WHAT IS REQUIRED: Restate the following data in its entirety, word for word and without images.

LISTED RECORDS:
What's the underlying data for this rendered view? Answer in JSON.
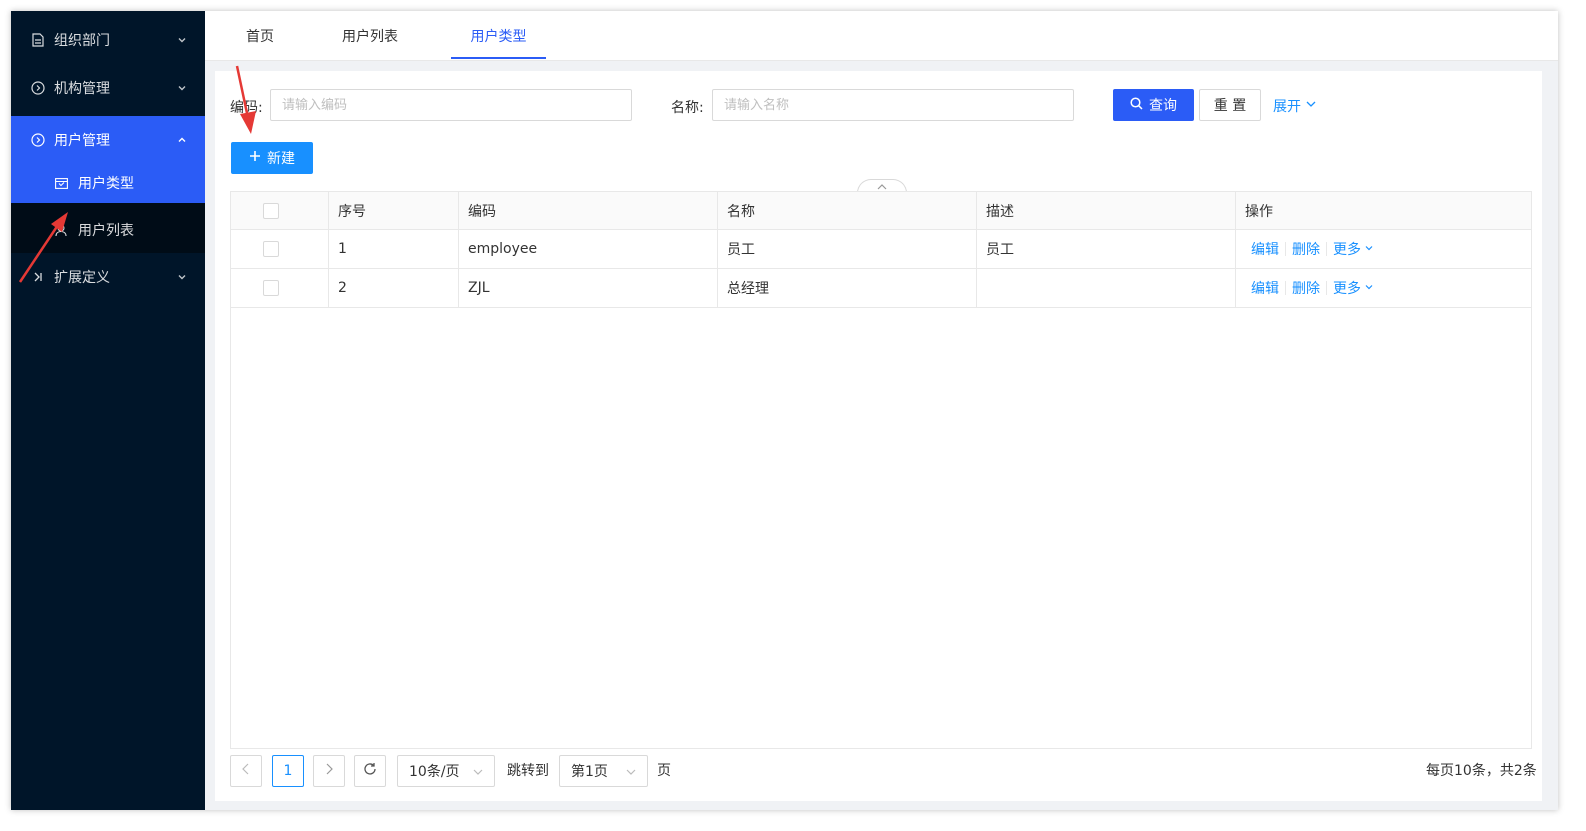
{
  "colors": {
    "sidebar_bg": "#001529",
    "accent": "#2b5cf6",
    "link": "#1890ff",
    "arrow": "#e53935"
  },
  "sidebar": {
    "items": [
      {
        "label": "组织部门",
        "icon": "file-icon"
      },
      {
        "label": "机构管理",
        "icon": "circle-chevron-icon"
      },
      {
        "label": "用户管理",
        "icon": "circle-chevron-icon"
      },
      {
        "label": "扩展定义",
        "icon": "step-forward-icon"
      }
    ],
    "sub_items": [
      {
        "label": "用户类型",
        "icon": "calendar-icon"
      },
      {
        "label": "用户列表",
        "icon": "user-icon"
      }
    ]
  },
  "tabs": [
    {
      "label": "首页"
    },
    {
      "label": "用户列表"
    },
    {
      "label": "用户类型"
    }
  ],
  "search": {
    "code_label": "编码:",
    "code_placeholder": "请输入编码",
    "name_label": "名称:",
    "name_placeholder": "请输入名称",
    "query_label": "查询",
    "reset_label": "重 置",
    "expand_label": "展开"
  },
  "toolbar": {
    "new_label": "新建"
  },
  "table": {
    "columns": [
      "序号",
      "编码",
      "名称",
      "描述",
      "操作"
    ],
    "rows": [
      {
        "index": "1",
        "code": "employee",
        "name": "员工",
        "desc": "员工"
      },
      {
        "index": "2",
        "code": "ZJL",
        "name": "总经理",
        "desc": ""
      }
    ],
    "actions": {
      "edit": "编辑",
      "delete": "删除",
      "more": "更多"
    }
  },
  "pagination": {
    "current_page": "1",
    "page_size": "10条/页",
    "jump_label": "跳转到",
    "jump_value": "第1页",
    "page_suffix": "页",
    "summary": "每页10条，共2条"
  }
}
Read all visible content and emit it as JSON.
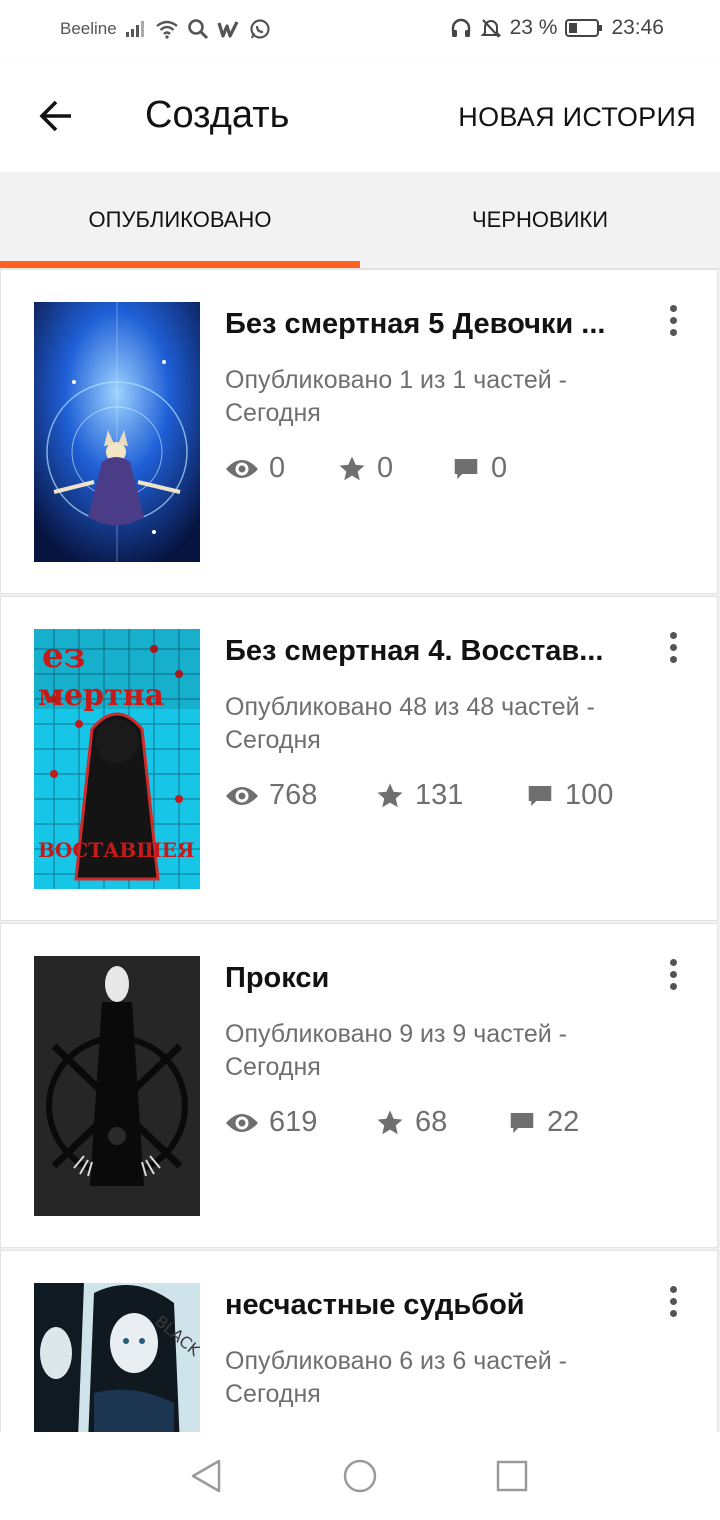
{
  "status_bar": {
    "carrier": "Beeline",
    "battery": "23 %",
    "time": "23:46"
  },
  "app_bar": {
    "title": "Создать",
    "new_story": "НОВАЯ ИСТОРИЯ"
  },
  "tabs": [
    {
      "label": "ОПУБЛИКОВАНО",
      "selected": true
    },
    {
      "label": "ЧЕРНОВИКИ",
      "selected": false
    }
  ],
  "stories": [
    {
      "title": "Без смертная 5 Девочки ...",
      "meta_line1": "Опубликовано 1 из 1 частей -",
      "meta_line2": "Сегодня",
      "views": "0",
      "votes": "0",
      "comments": "0",
      "cover_icon": "anime-girl-blue-cover"
    },
    {
      "title": "Без смертная 4. Восстав...",
      "meta_line1": "Опубликовано 48 из 48 частей -",
      "meta_line2": "Сегодня",
      "views": "768",
      "votes": "131",
      "comments": "100",
      "cover_icon": "red-grid-cover"
    },
    {
      "title": "Прокси",
      "meta_line1": "Опубликовано 9 из 9 частей -",
      "meta_line2": "Сегодня",
      "views": "619",
      "votes": "68",
      "comments": "22",
      "cover_icon": "dark-slender-cover"
    },
    {
      "title": "несчастные судьбой",
      "meta_line1": "Опубликовано 6 из 6 частей -",
      "meta_line2": "Сегодня",
      "cover_icon": "twins-cover"
    }
  ],
  "colors": {
    "accent": "#ff6122",
    "meta_text": "#6f6f6f"
  }
}
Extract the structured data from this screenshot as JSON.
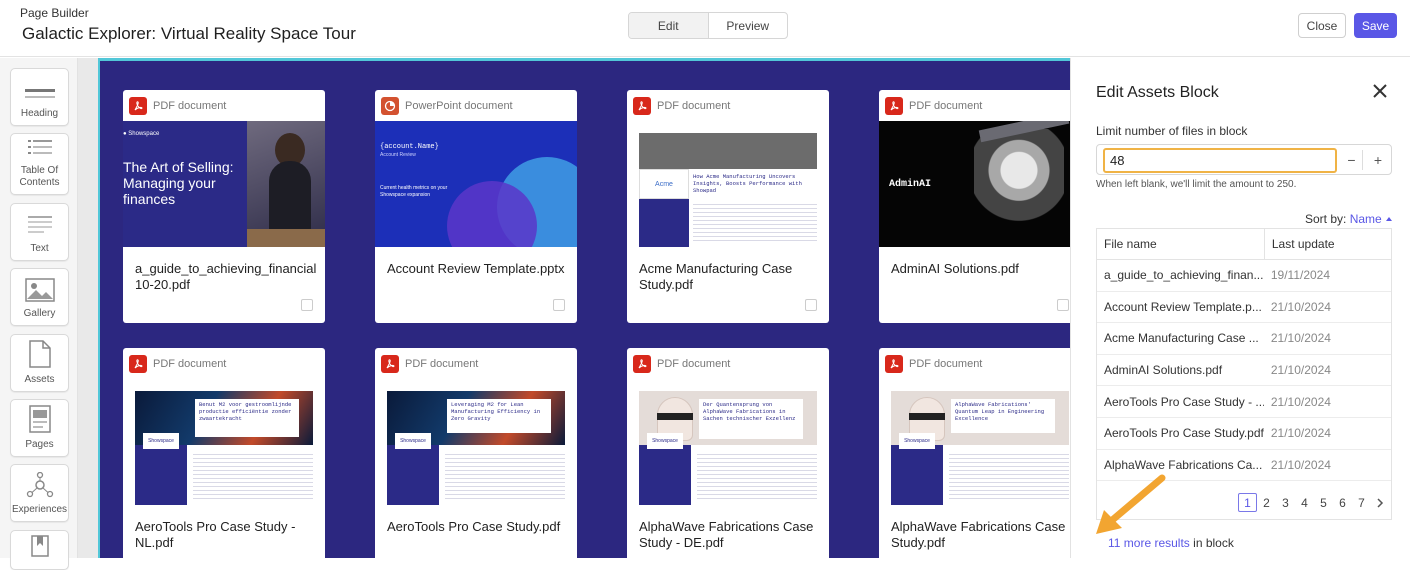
{
  "header": {
    "breadcrumb": "Page Builder",
    "title": "Galactic Explorer: Virtual Reality Space Tour",
    "modes": [
      "Edit",
      "Preview"
    ],
    "active_mode": "Edit",
    "close_label": "Close",
    "save_label": "Save",
    "accent_color": "#5a57e6"
  },
  "toolbox": {
    "items": [
      {
        "label": "Heading",
        "icon": "heading-icon"
      },
      {
        "label": "Table Of Contents",
        "icon": "toc-icon"
      },
      {
        "label": "Text",
        "icon": "text-icon"
      },
      {
        "label": "Gallery",
        "icon": "image-icon"
      },
      {
        "label": "Assets",
        "icon": "document-icon"
      },
      {
        "label": "Pages",
        "icon": "pages-icon"
      },
      {
        "label": "Experiences",
        "icon": "network-icon"
      }
    ]
  },
  "canvas": {
    "background_color": "#2c2780",
    "cards": [
      {
        "type": "PDF document",
        "name": "a_guide_to_achieving_financial 10-20.pdf",
        "thumb_title": "The Art of Selling: Managing your finances"
      },
      {
        "type": "PowerPoint document",
        "name": "Account Review Template.pptx",
        "thumb_title": "{account.Name}",
        "thumb_sub": "Account Review",
        "thumb_body": "Current health metrics on your Showspace expansion"
      },
      {
        "type": "PDF document",
        "name": "Acme Manufacturing Case Study.pdf",
        "thumb_title": "How Acme Manufacturing Uncovers Insights, Boosts Performance with Showpad"
      },
      {
        "type": "PDF document",
        "name": "AdminAI Solutions.pdf",
        "thumb_title": "AdminAI"
      },
      {
        "type": "PDF document",
        "name": "AeroTools Pro Case Study - NL.pdf",
        "thumb_title": "Benut M2 voor gestroomlijnde productie efficiëntie zonder zwaartekracht"
      },
      {
        "type": "PDF document",
        "name": "AeroTools Pro Case Study.pdf",
        "thumb_title": "Leveraging M2 for Lean Manufacturing Efficiency in Zero Gravity"
      },
      {
        "type": "PDF document",
        "name": "AlphaWave Fabrications Case Study - DE.pdf",
        "thumb_title": "Der Quantensprung von AlphaWave Fabrications in Sachen technischer Exzellenz"
      },
      {
        "type": "PDF document",
        "name": "AlphaWave Fabrications Case Study.pdf",
        "thumb_title": "AlphaWave Fabrications' Quantum Leap in Engineering Excellence"
      }
    ]
  },
  "panel": {
    "title": "Edit Assets Block",
    "limit_label": "Limit number of files in block",
    "limit_value": "48",
    "minus": "−",
    "plus": "+",
    "hint": "When left blank, we'll limit the amount to 250.",
    "sort_prefix": "Sort by:",
    "sort_value": "Name",
    "columns": [
      "File name",
      "Last update"
    ],
    "rows": [
      {
        "name": "a_guide_to_achieving_finan...",
        "date": "19/11/2024"
      },
      {
        "name": "Account Review Template.p...",
        "date": "21/10/2024"
      },
      {
        "name": "Acme Manufacturing Case ...",
        "date": "21/10/2024"
      },
      {
        "name": "AdminAI Solutions.pdf",
        "date": "21/10/2024"
      },
      {
        "name": "AeroTools Pro Case Study - ...",
        "date": "21/10/2024"
      },
      {
        "name": "AeroTools Pro Case Study.pdf",
        "date": "21/10/2024"
      },
      {
        "name": "AlphaWave Fabrications Ca...",
        "date": "21/10/2024"
      }
    ],
    "pages": [
      "1",
      "2",
      "3",
      "4",
      "5",
      "6",
      "7"
    ],
    "current_page": "1",
    "more_link": "11 more results",
    "more_suffix": " in block"
  }
}
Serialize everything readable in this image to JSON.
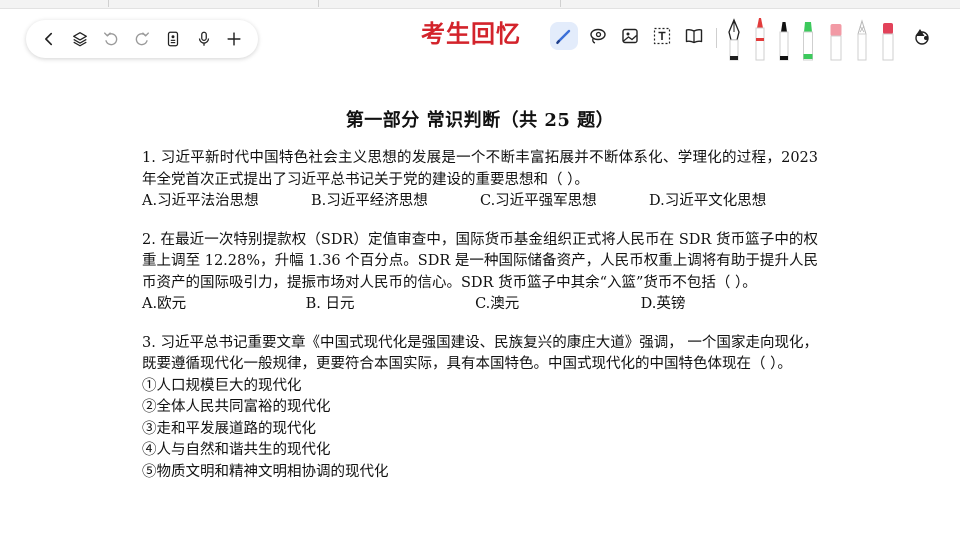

TASK RESPONSE:
What's the underlying data for this rendered view? Answer in JSON.
{
  "colors": {
    "sidebar_bg": "#001529",
    "accent": "#2b5cf6",
    "link": "#1890ff",
    "arrow": "#e53935"
  },
  "sidebar": {
    "items": [
      {
        "label": "组织部门",
        "icon": "file-icon"
      },
      {
        "label": "机构管理",
        "icon": "circle-chevron-icon"
      },
      {
        "label": "用户管理",
        "icon": "circle-chevron-icon"
      },
      {
        "label": "扩展定义",
        "icon": "step-forward-icon"
      }
    ],
    "sub_items": [
      {
        "label": "用户类型",
        "icon": "calendar-icon"
      },
      {
        "label": "用户列表",
        "icon": "user-icon"
      }
    ]
  },
  "tabs": [
    {
      "label": "首页"
    },
    {
      "label": "用户列表"
    },
    {
      "label": "用户类型"
    }
  ],
  "search": {
    "code_label": "编码:",
    "code_placeholder": "请输入编码",
    "name_label": "名称:",
    "name_placeholder": "请输入名称",
    "query_label": "查询",
    "reset_label": "重 置",
    "expand_label": "展开"
  },
  "toolbar": {
    "new_label": "新建"
  },
  "table": {
    "columns": [
      "序号",
      "编码",
      "名称",
      "描述",
      "操作"
    ],
    "rows": [
      {
        "index": "1",
        "code": "employee",
        "name": "员工",
        "desc": "员工"
      },
      {
        "index": "2",
        "code": "ZJL",
        "name": "总经理",
        "desc": ""
      }
    ],
    "actions": {
      "edit": "编辑",
      "delete": "删除",
      "more": "更多"
    }
  },
  "pagination": {
    "current_page": "1",
    "page_size": "10条/页",
    "jump_label": "跳转到",
    "jump_value": "第1页",
    "page_suffix": "页",
    "summary": "每页10条，共2条"
  }
}
Read all visible content and emit it as JSON.
{
  "status_bar": {
    "carrier": "Beeline",
    "battery": "23 %",
    "time": "23:46"
  },
  "app_bar": {
    "title": "Создать",
    "new_story": "НОВАЯ ИСТОРИЯ"
  },
  "tabs": [
    {
      "label": "ОПУБЛИКОВАНО",
      "selected": true
    },
    {
      "label": "ЧЕРНОВИКИ",
      "selected": false
    }
  ],
  "stories": [
    {
      "title": "Без смертная 5 Девочки ...",
      "meta_line1": "Опубликовано 1 из 1 частей -",
      "meta_line2": "Сегодня",
      "views": "0",
      "votes": "0",
      "comments": "0",
      "cover_icon": "anime-girl-blue-cover"
    },
    {
      "title": "Без смертная 4. Восстав...",
      "meta_line1": "Опубликовано 48 из 48 частей -",
      "meta_line2": "Сегодня",
      "views": "768",
      "votes": "131",
      "comments": "100",
      "cover_icon": "red-grid-cover"
    },
    {
      "title": "Прокси",
      "meta_line1": "Опубликовано 9 из 9 частей -",
      "meta_line2": "Сегодня",
      "views": "619",
      "votes": "68",
      "comments": "22",
      "cover_icon": "dark-slender-cover"
    },
    {
      "title": "несчастные судьбой",
      "meta_line1": "Опубликовано 6 из 6 частей -",
      "meta_line2": "Сегодня",
      "cover_icon": "twins-cover"
    }
  ],
  "colors": {
    "accent": "#ff6122",
    "meta_text": "#6f6f6f"
  }
}
Extract the structured data from this screenshot as JSON.
{
  "header": {
    "breadcrumb": "Page Builder",
    "title": "Galactic Explorer: Virtual Reality Space Tour",
    "modes": [
      "Edit",
      "Preview"
    ],
    "active_mode": "Edit",
    "close_label": "Close",
    "save_label": "Save",
    "accent_color": "#5a57e6"
  },
  "toolbox": {
    "items": [
      {
        "label": "Heading",
        "icon": "heading-icon"
      },
      {
        "label": "Table Of Contents",
        "icon": "toc-icon"
      },
      {
        "label": "Text",
        "icon": "text-icon"
      },
      {
        "label": "Gallery",
        "icon": "image-icon"
      },
      {
        "label": "Assets",
        "icon": "document-icon"
      },
      {
        "label": "Pages",
        "icon": "pages-icon"
      },
      {
        "label": "Experiences",
        "icon": "network-icon"
      }
    ]
  },
  "canvas": {
    "background_color": "#2c2780",
    "cards": [
      {
        "type": "PDF document",
        "name": "a_guide_to_achieving_financial 10-20.pdf",
        "thumb_title": "The Art of Selling: Managing your finances"
      },
      {
        "type": "PowerPoint document",
        "name": "Account Review Template.pptx",
        "thumb_title": "{account.Name}",
        "thumb_sub": "Account Review",
        "thumb_body": "Current health metrics on your Showspace expansion"
      },
      {
        "type": "PDF document",
        "name": "Acme Manufacturing Case Study.pdf",
        "thumb_title": "How Acme Manufacturing Uncovers Insights, Boosts Performance with Showpad"
      },
      {
        "type": "PDF document",
        "name": "AdminAI Solutions.pdf",
        "thumb_title": "AdminAI"
      },
      {
        "type": "PDF document",
        "name": "AeroTools Pro Case Study - NL.pdf",
        "thumb_title": "Benut M2 voor gestroomlijnde productie efficiëntie zonder zwaartekracht"
      },
      {
        "type": "PDF document",
        "name": "AeroTools Pro Case Study.pdf",
        "thumb_title": "Leveraging M2 for Lean Manufacturing Efficiency in Zero Gravity"
      },
      {
        "type": "PDF document",
        "name": "AlphaWave Fabrications Case Study - DE.pdf",
        "thumb_title": "Der Quantensprung von AlphaWave Fabrications in Sachen technischer Exzellenz"
      },
      {
        "type": "PDF document",
        "name": "AlphaWave Fabrications Case Study.pdf",
        "thumb_title": "AlphaWave Fabrications' Quantum Leap in Engineering Excellence"
      }
    ]
  },
  "panel": {
    "title": "Edit Assets Block",
    "limit_label": "Limit number of files in block",
    "limit_value": "48",
    "minus": "−",
    "plus": "+",
    "hint": "When left blank, we'll limit the amount to 250.",
    "sort_prefix": "Sort by:",
    "sort_value": "Name",
    "columns": [
      "File name",
      "Last update"
    ],
    "rows": [
      {
        "name": "a_guide_to_achieving_finan...",
        "date": "19/11/2024"
      },
      {
        "name": "Account Review Template.p...",
        "date": "21/10/2024"
      },
      {
        "name": "Acme Manufacturing Case ...",
        "date": "21/10/2024"
      },
      {
        "name": "AdminAI Solutions.pdf",
        "date": "21/10/2024"
      },
      {
        "name": "AeroTools Pro Case Study - ...",
        "date": "21/10/2024"
      },
      {
        "name": "AeroTools Pro Case Study.pdf",
        "date": "21/10/2024"
      },
      {
        "name": "AlphaWave Fabrications Ca...",
        "date": "21/10/2024"
      }
    ],
    "pages": [
      "1",
      "2",
      "3",
      "4",
      "5",
      "6",
      "7"
    ],
    "current_page": "1",
    "more_link": "11 more results",
    "more_suffix": " in block"
  }
}
Serialize everything readable in this image to JSON.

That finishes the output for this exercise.